ARLINGTON -- Leahsa Holcomb's breast cancer nightmare began in 2006, when she awoke one morning to find drops of dried blood on her pajama top. After having a milk duct removed, the Arlington woman said her doctor told her she was cancer free.But she wasn't.The next year, new tests revealed Holcomb had invasive breast cancer. She underwent a mastectomy and breast reconstruction, but while in the Dallas hospital Holcomb said she caught a virus that caused her to lose sight in one eye, hearing in one ear, and to suffer significant nerve damage that left her in a wheelchair.Although she recovered some of her sight and hearing, Holcomb struggled for months with the pain, weakness and dizziness caused by the surgery, chemotherapy, medication and constant treatments."By this time I was suicidal and depressed. I'm looking at spending the rest of my life in bed because I can't walk," Holcomb recalled.But nearly five years after her diagnosis, Holcomb, 58, can not only walk again but she regularly practices yoga and works to keep herself strong with cardio aerobics.She credits her happier, more active lifestyle largely to the support she has received from Texas Health Arlington Memorial Hospital's Nutrition, Exercise and Attitudes for Tomorrow program, or N.E.A.T. The free program, started at the hospital in 2008, is designed to help women like Holcomb cope with the effects of breast cancer and find emotional support among other survivors."We need each other," Holcomb said. "Every morning, when you say 'I have a pain. Is the cancer back?,' they understand that fear."Holcomb relied on a walker when she first joined the N.E.A.T. program but now has greater mobility after years of exercise, stretching and encouragement from fitness instructors like Beth Harrison.Harrison said watching the women bond and become emotionally and physically stronger after their mastectomies make her job so rewarding."That's a radical type of surgery. They feel they can't do much. We are here to tell them, "'Yes, you can,'" Harrison said.Patients who can barely raise their arms after surgery can regain their flexibility through yoga and other exercise classes offered by N.E.A.T., Harrison said."Studies have shown if you exercise, the reoccurrence of cancer is lessened," said Harrison, who added that emotional support is equally as important. "When you feel good emotionally, it helps you physically."It isn't unusual for women in the program to attend doctors' visits together or to offer comfort and companionship at one another's bedside when cancer treatments no longer work.Holcomb wears a bracelet with a bead in memory of each friend in the program she has lost over the years to cancer.The program, sponsored by the Texas Health Harris Methodist Foundation, is also offered at Texas Health Harris Methodist Hospital Hurst-Euless-Bedford.

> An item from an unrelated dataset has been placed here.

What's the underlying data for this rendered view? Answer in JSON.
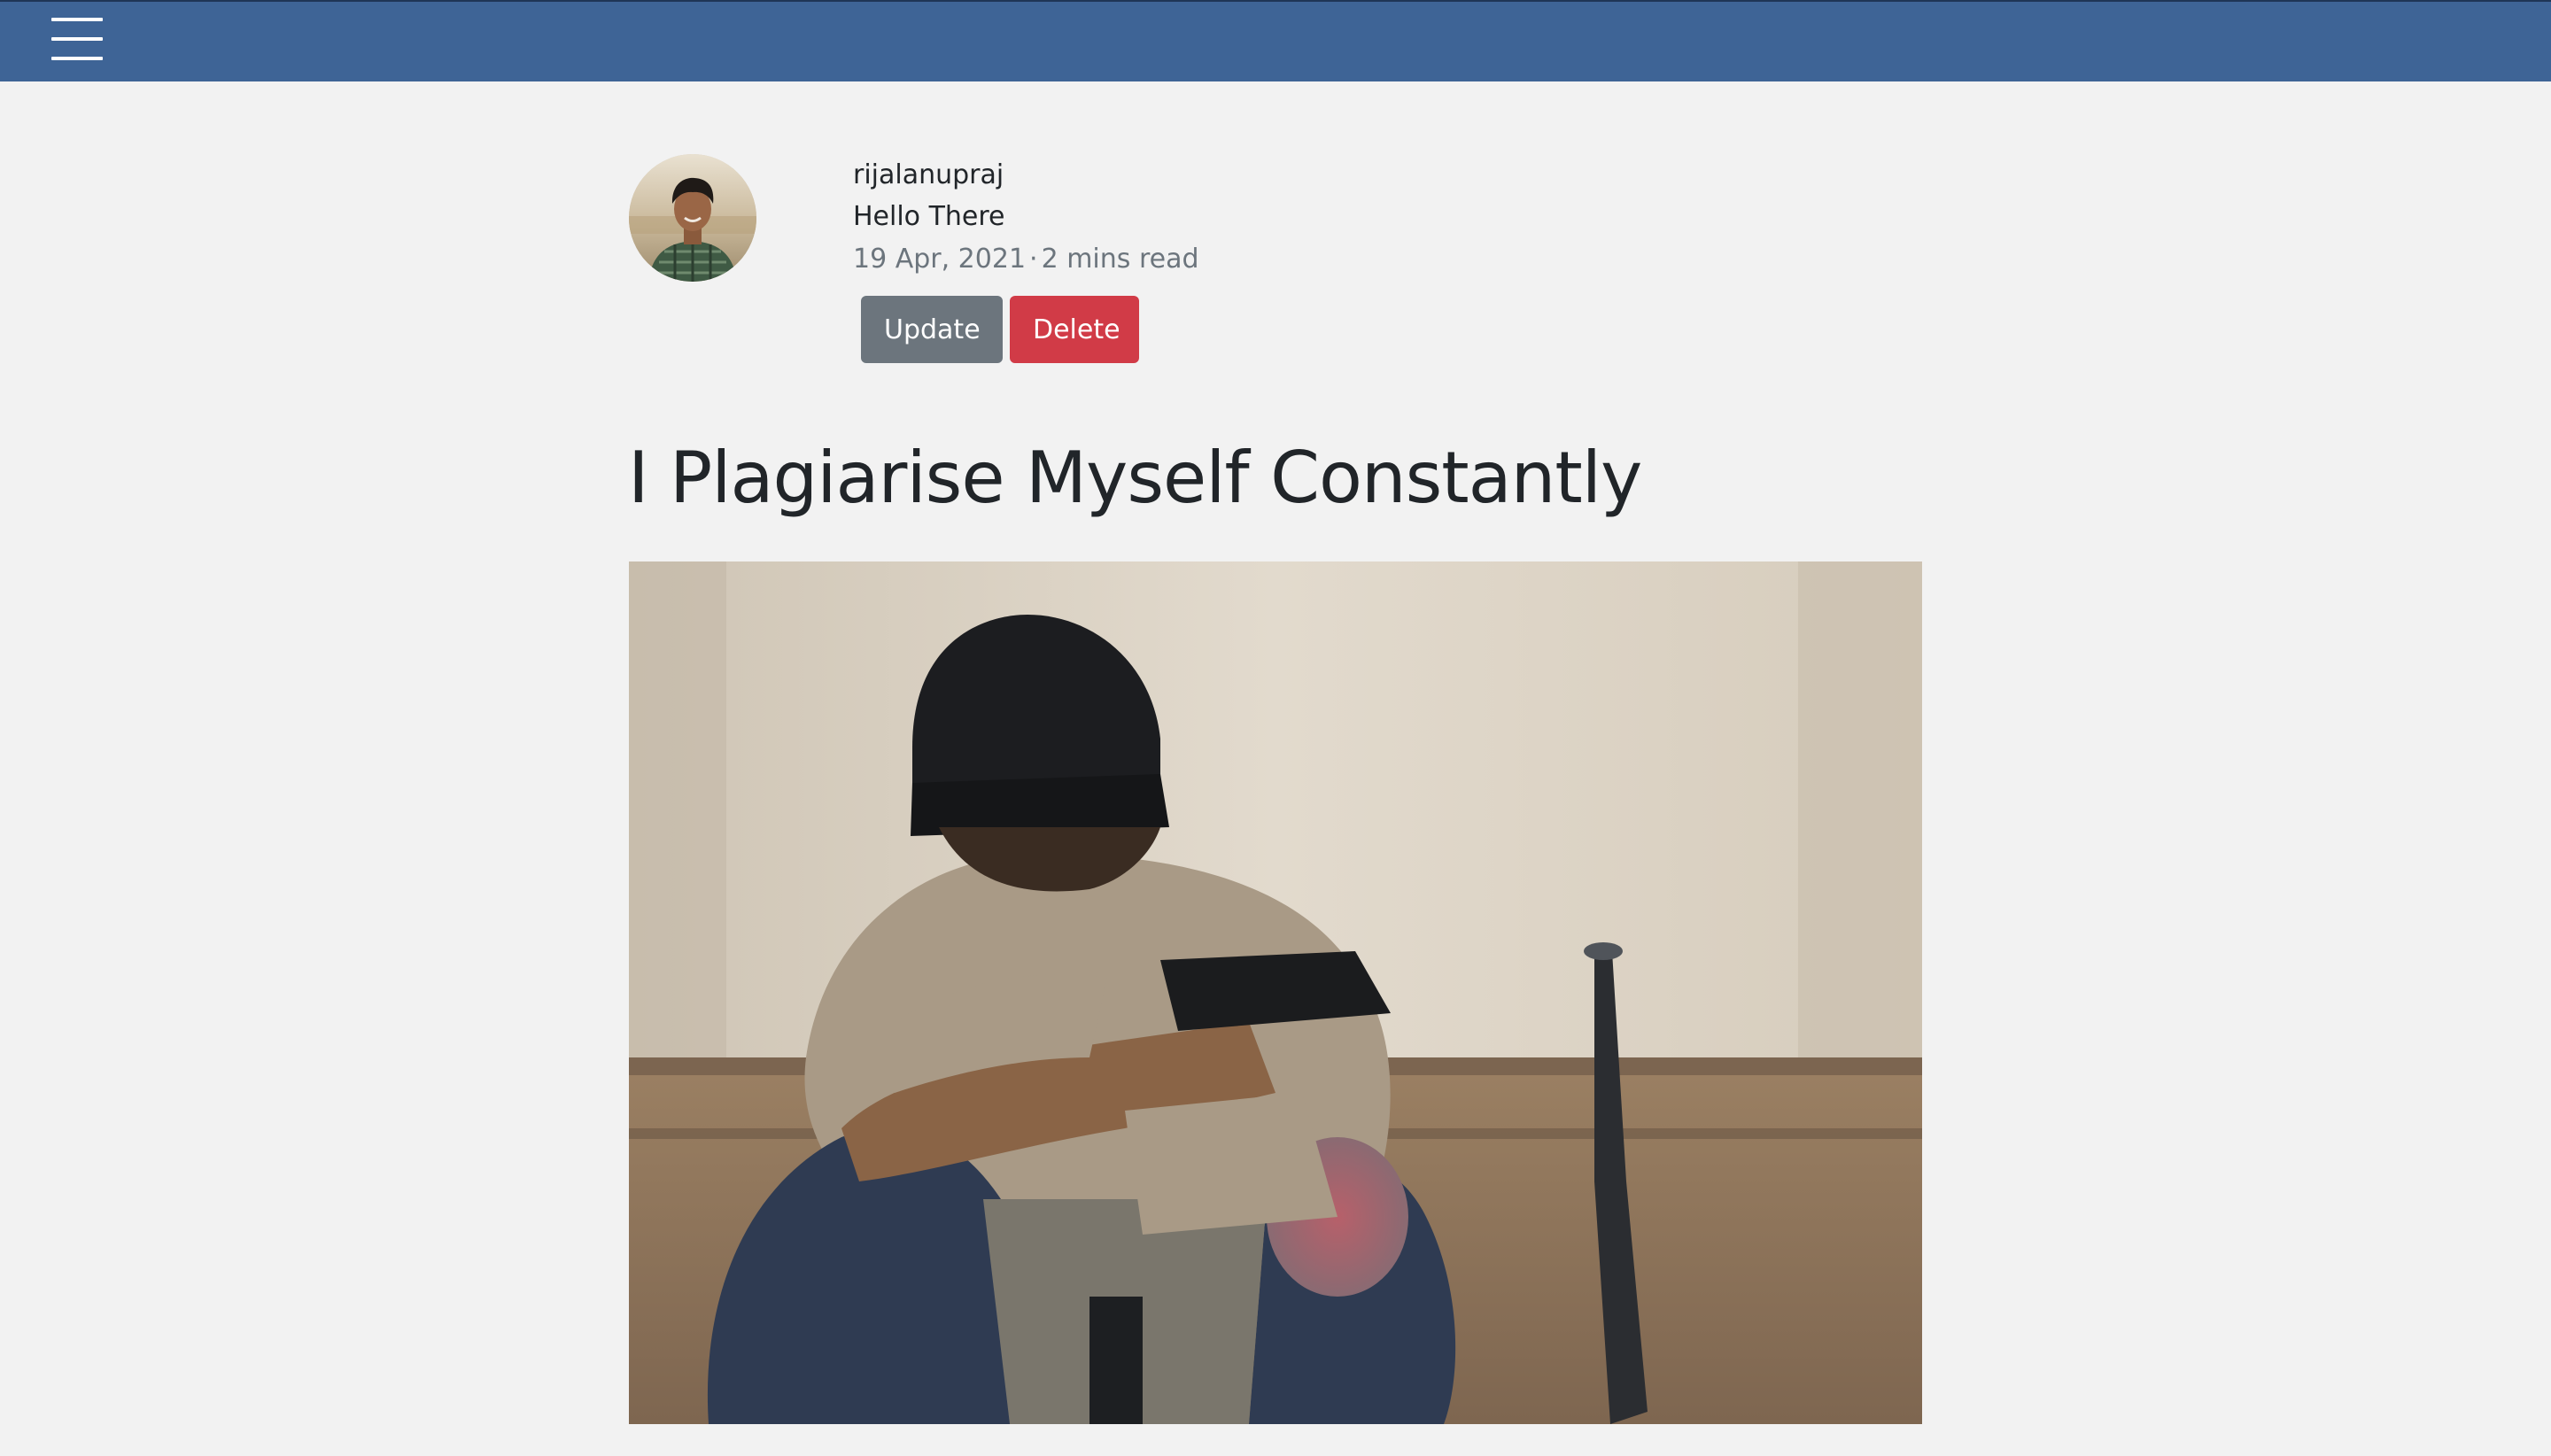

It is open to any woman who has or has had breast cancer.Susan Schrock, 817-709-7578Twitter: @susanschrock
For more information
For more information on how to enroll in the Arlington N.E.A.T. program, call 817-960-6705. To enroll in the H-E-B program, call 817-267-9191.